__Directions for this task__.
Where the data below has the string "true", return the whole line.

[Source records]
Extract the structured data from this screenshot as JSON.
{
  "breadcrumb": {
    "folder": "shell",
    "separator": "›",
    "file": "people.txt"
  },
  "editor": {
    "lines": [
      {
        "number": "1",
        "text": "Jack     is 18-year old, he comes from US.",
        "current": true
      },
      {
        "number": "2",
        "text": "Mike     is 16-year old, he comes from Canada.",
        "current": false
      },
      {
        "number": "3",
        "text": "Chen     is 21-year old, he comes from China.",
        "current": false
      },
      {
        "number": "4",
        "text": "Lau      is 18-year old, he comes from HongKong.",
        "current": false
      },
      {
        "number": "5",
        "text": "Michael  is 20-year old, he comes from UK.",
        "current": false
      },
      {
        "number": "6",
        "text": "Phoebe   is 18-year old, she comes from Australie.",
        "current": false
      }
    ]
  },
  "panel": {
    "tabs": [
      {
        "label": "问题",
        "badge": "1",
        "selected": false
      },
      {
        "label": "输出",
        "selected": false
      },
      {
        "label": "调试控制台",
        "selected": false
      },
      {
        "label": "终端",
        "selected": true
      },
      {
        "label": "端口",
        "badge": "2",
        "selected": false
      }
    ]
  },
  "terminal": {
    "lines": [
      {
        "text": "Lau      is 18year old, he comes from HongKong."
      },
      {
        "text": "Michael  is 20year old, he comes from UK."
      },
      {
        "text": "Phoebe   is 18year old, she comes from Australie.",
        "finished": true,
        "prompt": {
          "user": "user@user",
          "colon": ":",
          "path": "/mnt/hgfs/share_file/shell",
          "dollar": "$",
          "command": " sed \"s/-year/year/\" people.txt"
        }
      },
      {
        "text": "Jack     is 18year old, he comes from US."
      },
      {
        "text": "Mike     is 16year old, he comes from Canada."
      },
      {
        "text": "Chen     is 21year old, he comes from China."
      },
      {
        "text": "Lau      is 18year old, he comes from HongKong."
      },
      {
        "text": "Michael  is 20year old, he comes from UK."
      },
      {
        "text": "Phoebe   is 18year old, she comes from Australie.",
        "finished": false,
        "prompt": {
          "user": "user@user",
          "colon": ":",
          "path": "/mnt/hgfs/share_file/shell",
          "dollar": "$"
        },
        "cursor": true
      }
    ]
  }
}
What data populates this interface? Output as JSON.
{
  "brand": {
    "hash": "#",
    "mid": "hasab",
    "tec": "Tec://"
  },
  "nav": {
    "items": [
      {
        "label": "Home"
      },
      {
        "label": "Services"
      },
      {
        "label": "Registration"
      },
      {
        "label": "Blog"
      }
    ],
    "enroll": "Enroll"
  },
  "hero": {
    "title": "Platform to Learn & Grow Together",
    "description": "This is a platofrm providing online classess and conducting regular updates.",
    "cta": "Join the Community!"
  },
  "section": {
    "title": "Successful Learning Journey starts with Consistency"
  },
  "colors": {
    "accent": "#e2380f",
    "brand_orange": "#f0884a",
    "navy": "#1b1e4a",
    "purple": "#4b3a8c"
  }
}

__Solution for this problem__.
        "current": true
        "selected": true
        "finished": true,
        "cursor": true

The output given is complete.